Although the writing may not be precisely focussed yet and all the typical police procedural hallmarks are present, neither are enough to bring down the driving force and titular character at the heart of Showcase’s one-hour cop drama series, King.
Sent into exile after exposing her corrupt former Police Chief to the media, Detective Sergeant Jessica King (Amy Price-Francis, 24, Californication) spends her days answering phones at the precinct’s call centre, a department where the most heinous crimes one deals with seem to be grocery thefts.
When she isn’t there she’s spending time with Guns and Gangs squad member (and current husband) Danny Sless (Gabriel Hogan of Traders). As fine and dandy as things between them are, Danny’s itching to start a family and – to say the least – King is apprehensive. An officer’s duty to serve and protect seems to be of much higher priority to her. Especially when, in the show’s pilot episode, the new Chief of Police (two-time Genie Award-winner Tony Nardi) puts her in charge of Major Crimes and the investigation of a child abduction, something which the hot-headed Det. Sgt. Derek Spears (The Tudors‘s and Survival of the Dead‘s Alan Van Sprang) isn’t too keen about since it was his case. However, considering the reason for his reassignment and his embarrassing recent blow-up with the media over the case, he’s in no position to object.
Stuck with each other and constantly butting heads over which suspects and clues to follow, Spears and King attempt to solve the case and lead the unit, an able crew which consists of the tech-savvy Det. Collier (Genie Award-nominee Aaron Poole), the Behavioural Science-specializing Det. M. K. Gordon (Zoe Doyle), and Officer Eleni Demaris (Suzanne Coy).
Okay, so all the detective-thriller calling cards are in order, a few of which include tense interrogation room verbal face-offs between grizzled cops and shady characters, foot chases rife with obstacles, and heated debates over leads, but rarely do these elements feel tired. Rather, there’s a comfortable familiarity about them, something which will surely please avid mystery and cop drama fans.
However, the writing does leave a desire for further development of the show’s supporting players. As slick-and-professional yet dweeby as Collier is, and as deadpan and perceptive as Demaris is, the two aren’t given adequate screen-time to grow and leave a lasting enough impression; yet, as much as these two characters could use the attention, Gordon is the one who needs it even more.
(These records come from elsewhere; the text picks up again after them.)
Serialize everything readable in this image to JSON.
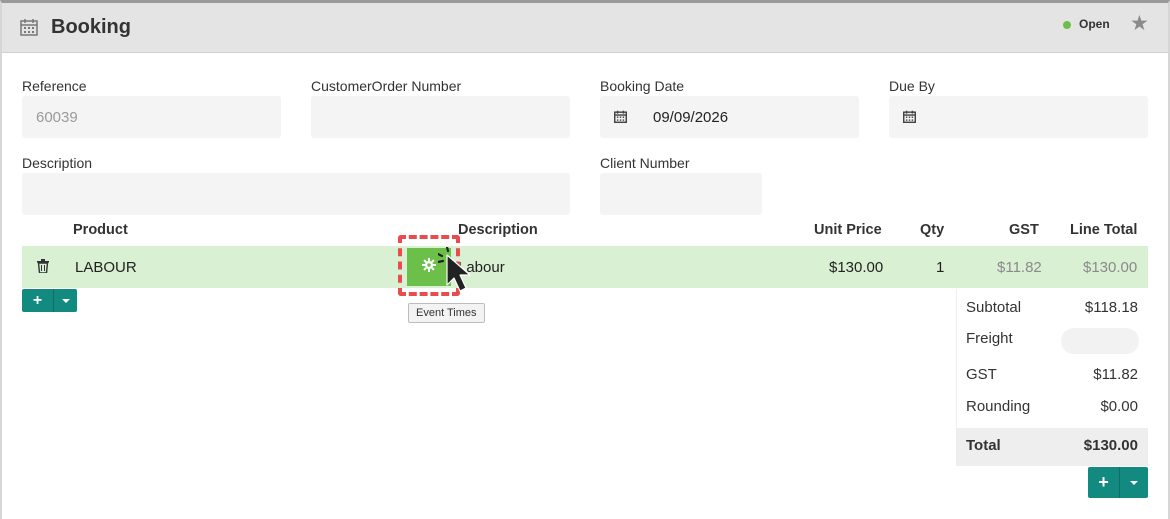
{
  "header": {
    "title": "Booking",
    "status": "Open"
  },
  "form": {
    "reference_label": "Reference",
    "reference_value": "60039",
    "customer_order_label": "CustomerOrder Number",
    "customer_order_value": "",
    "booking_date_label": "Booking Date",
    "booking_date_value": "09/09/2026",
    "due_by_label": "Due By",
    "due_by_value": "",
    "description_label": "Description",
    "description_value": "",
    "client_number_label": "Client Number",
    "client_number_value": ""
  },
  "lines": {
    "headers": {
      "product": "Product",
      "description": "Description",
      "unit_price": "Unit Price",
      "qty": "Qty",
      "gst": "GST",
      "line_total": "Line Total"
    },
    "rows": [
      {
        "product": "LABOUR",
        "description": "Labour",
        "unit_price": "$130.00",
        "qty": "1",
        "gst": "$11.82",
        "line_total": "$130.00"
      }
    ]
  },
  "tooltip": "Event Times",
  "totals": {
    "subtotal_label": "Subtotal",
    "subtotal_value": "$118.18",
    "freight_label": "Freight",
    "freight_value": "",
    "gst_label": "GST",
    "gst_value": "$11.82",
    "rounding_label": "Rounding",
    "rounding_value": "$0.00",
    "total_label": "Total",
    "total_value": "$130.00"
  },
  "buttons": {
    "add_symbol": "+"
  },
  "colors": {
    "accent": "#138a80",
    "row_highlight": "#d9f0d3",
    "gear_green": "#6cc04a",
    "status_open": "#6cc04a",
    "highlight_dash": "#e84c4c"
  },
  "icons": [
    "calendar-icon",
    "star-icon",
    "trash-icon",
    "gear-icon",
    "plus-icon",
    "caret-down-icon",
    "cursor-icon"
  ]
}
Meanwhile, when it comes to King herself, her pregnancy subplot doesn’t blossom as fully as it could. True, there is a growing sense of tension between her and Danny, but it doesn’t really climax. Although, this being the show’s pilot, it could very well be that the pregnancy is intended to be an ongoing plot line and developing factor in the characters’ lives.
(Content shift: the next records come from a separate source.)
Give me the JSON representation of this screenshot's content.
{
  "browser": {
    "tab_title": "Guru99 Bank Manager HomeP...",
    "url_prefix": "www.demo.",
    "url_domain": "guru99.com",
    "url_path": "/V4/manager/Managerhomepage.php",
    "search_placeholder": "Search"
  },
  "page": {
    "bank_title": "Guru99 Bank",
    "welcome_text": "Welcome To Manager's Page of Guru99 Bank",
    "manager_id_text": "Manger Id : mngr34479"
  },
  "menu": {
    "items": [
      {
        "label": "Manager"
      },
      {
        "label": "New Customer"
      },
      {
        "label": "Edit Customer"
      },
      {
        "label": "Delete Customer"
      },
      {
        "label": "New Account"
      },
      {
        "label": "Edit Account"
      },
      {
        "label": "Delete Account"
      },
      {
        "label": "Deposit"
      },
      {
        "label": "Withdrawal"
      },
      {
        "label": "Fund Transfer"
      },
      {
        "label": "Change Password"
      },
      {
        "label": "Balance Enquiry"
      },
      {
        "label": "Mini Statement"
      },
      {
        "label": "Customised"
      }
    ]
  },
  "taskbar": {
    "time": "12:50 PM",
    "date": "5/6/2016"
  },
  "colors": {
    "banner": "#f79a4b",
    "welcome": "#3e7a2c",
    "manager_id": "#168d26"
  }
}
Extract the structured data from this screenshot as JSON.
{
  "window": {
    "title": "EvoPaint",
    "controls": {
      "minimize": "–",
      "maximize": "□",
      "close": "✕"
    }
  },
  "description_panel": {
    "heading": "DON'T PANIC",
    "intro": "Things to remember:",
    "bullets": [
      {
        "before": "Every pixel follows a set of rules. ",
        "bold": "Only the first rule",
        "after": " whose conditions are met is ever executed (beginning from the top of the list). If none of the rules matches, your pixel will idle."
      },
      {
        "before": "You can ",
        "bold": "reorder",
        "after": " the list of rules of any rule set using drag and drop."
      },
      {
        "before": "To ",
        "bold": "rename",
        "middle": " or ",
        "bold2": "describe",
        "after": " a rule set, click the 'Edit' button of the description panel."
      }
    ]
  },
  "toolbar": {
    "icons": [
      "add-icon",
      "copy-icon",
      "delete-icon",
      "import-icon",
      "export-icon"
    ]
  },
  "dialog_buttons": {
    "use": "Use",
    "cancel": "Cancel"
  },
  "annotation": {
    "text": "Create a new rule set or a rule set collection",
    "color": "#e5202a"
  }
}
Debatable subplot or not, though, Price-Francis simply shines as King. Determined enough to use her police badge to get into a shoe store after closing time and uncompromising enough to continuously clash with Spears and her superiors – all while dealing with her fair share of private anxieties – King certainly stands as a well-rounded and captivating presence, so much so that she effortlessly keeps viewers hooked when supporting characters and familiar plot details may not. King might be a show for police procedural and cop drama devotees, but King’s character alone could entice anyone.
Catch King premiering April 17 on Showcase.